A builder recently contracted to a homeowner for substantial renovation work to an existing home. The owner rented temporary accommodation for the duration of the contract (only) and had included liquidated damages in the contract to cover the additional costs of accommodation, interest on mortgage and other consequential costs, in the event of delay in completion of the works. The amount of liquidated damages required was $2,500 per week.
What Caused the Delay
The contract was on time and, three days short of completion, a plumbing fitting failed causing substantial water damage to both the new works and the existing structure. Repair and/or replacement of floors, floor coverings, bespoke custom cabinetry, skirting boards, wallboards and ceilings was required. The repairs took 6 weeks (42 days). The liquidated damages were not insured and are the builder’s responsibility to pay under contract.
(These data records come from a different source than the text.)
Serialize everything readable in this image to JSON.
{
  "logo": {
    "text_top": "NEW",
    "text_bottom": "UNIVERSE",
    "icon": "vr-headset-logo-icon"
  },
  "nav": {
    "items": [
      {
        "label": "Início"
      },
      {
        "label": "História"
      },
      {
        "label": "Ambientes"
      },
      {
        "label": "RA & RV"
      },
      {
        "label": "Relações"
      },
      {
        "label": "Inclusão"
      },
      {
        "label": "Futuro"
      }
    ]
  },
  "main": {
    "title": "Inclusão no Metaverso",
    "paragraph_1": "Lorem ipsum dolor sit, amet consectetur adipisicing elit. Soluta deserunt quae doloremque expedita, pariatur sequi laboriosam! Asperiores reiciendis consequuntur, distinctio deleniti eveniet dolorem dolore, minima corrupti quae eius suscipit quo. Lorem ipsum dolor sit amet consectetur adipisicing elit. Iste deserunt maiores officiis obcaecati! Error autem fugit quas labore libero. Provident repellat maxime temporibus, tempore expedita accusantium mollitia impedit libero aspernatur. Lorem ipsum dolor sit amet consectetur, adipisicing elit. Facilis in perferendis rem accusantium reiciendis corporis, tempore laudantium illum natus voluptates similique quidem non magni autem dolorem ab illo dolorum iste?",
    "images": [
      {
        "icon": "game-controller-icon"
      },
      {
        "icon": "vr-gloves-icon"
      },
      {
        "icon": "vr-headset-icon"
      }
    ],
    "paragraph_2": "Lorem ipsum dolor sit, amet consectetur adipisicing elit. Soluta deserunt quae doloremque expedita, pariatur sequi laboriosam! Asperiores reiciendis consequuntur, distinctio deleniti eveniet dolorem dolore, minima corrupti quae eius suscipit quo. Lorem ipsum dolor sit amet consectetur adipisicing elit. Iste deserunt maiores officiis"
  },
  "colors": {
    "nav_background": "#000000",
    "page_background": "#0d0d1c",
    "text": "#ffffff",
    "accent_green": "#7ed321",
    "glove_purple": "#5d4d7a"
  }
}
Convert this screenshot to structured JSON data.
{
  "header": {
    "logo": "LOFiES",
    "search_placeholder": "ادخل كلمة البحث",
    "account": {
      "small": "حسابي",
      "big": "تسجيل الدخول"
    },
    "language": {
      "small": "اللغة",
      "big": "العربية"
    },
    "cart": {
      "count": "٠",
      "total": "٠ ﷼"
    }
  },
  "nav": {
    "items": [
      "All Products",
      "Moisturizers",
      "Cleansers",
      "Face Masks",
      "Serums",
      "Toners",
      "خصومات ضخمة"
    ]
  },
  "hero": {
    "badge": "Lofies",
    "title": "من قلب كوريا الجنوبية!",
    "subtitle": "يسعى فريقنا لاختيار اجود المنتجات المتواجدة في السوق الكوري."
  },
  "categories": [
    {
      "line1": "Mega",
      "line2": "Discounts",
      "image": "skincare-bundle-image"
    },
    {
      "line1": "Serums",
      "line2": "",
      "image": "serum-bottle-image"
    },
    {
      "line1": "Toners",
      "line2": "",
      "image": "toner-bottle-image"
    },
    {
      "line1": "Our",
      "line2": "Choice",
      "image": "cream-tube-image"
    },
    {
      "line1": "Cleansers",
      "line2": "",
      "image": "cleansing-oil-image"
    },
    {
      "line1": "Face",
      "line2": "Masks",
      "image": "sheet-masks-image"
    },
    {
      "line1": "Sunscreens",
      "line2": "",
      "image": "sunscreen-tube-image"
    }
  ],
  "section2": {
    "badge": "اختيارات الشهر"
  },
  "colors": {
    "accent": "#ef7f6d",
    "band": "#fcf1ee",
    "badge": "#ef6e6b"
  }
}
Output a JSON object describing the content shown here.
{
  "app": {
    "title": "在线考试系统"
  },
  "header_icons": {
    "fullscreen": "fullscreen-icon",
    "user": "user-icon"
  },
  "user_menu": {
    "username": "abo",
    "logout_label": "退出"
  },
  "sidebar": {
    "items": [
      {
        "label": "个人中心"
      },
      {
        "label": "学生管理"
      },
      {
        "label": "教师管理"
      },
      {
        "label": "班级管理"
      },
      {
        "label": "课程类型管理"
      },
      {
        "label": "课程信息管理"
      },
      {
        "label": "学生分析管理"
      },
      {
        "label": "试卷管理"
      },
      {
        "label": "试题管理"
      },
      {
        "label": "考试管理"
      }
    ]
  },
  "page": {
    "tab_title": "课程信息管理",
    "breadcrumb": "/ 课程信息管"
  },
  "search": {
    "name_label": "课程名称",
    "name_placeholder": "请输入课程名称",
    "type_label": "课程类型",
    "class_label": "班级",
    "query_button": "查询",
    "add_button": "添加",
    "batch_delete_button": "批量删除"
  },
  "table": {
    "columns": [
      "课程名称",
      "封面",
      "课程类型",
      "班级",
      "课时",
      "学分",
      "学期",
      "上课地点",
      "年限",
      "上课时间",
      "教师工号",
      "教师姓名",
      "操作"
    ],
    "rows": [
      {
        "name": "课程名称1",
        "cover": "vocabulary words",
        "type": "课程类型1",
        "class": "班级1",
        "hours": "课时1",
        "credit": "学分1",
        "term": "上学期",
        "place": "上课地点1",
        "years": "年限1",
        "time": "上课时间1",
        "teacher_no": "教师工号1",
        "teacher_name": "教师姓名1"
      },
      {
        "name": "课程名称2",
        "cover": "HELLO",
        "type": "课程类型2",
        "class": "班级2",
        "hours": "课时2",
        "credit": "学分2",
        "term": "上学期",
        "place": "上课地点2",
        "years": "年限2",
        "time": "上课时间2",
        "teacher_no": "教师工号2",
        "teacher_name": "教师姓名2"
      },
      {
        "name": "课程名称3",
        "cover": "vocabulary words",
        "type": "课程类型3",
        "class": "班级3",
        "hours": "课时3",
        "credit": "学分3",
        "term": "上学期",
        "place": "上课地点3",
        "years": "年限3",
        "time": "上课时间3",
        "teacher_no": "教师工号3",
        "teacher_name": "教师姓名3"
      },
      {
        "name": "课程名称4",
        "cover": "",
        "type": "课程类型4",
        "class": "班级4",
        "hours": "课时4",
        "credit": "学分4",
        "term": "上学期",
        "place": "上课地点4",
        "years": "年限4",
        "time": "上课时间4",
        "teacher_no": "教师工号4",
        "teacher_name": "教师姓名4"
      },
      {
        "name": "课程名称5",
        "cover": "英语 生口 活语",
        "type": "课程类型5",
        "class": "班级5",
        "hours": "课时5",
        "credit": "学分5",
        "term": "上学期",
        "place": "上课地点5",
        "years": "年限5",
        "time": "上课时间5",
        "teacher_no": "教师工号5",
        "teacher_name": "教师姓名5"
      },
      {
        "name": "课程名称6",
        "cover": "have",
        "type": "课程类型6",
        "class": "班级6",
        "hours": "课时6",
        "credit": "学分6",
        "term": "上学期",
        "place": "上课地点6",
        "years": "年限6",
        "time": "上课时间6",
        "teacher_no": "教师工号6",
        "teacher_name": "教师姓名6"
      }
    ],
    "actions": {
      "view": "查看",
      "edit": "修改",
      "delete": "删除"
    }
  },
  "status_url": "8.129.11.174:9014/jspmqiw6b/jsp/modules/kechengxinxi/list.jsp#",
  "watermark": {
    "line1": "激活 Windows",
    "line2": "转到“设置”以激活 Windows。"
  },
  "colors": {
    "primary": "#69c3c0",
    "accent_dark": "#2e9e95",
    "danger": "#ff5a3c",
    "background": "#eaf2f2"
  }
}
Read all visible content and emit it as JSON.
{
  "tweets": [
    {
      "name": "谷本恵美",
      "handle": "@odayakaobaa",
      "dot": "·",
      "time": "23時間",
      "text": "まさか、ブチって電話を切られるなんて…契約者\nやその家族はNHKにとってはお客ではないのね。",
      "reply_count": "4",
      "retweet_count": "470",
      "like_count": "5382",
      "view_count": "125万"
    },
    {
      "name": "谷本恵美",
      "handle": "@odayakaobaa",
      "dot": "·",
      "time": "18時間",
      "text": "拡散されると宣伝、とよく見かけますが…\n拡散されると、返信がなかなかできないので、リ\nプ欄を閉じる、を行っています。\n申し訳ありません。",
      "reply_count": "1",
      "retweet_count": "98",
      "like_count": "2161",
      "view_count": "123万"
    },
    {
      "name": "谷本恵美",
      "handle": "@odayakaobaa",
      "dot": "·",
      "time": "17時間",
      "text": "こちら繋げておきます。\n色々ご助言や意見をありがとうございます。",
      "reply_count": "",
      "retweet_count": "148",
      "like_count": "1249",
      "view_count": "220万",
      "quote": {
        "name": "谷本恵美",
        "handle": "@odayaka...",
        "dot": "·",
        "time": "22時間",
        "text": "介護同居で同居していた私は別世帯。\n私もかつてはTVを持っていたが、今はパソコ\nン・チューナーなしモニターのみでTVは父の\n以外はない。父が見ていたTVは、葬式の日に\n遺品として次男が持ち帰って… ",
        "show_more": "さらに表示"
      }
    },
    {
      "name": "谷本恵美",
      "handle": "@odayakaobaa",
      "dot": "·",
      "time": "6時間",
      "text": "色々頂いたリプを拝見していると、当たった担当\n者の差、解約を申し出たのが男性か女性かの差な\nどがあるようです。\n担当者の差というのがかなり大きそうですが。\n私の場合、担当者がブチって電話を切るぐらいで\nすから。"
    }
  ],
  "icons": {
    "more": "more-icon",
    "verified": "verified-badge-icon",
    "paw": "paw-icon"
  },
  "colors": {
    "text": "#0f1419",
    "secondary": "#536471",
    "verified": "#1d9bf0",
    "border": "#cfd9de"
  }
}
How the Liquidated Damages Cover Would Have Responded
MECON would have verified that liquidated damages applied and the extent to which they could apply. In this case, the $2,500 per week is a sustainable amount for damages. The cause of the delay would have triggered coverage. The cover would have commenced five days after the agreed completion date specified in the contract. Thus the policy would have paid for 37 days of liquidated damages – being $13,214. It is that simple!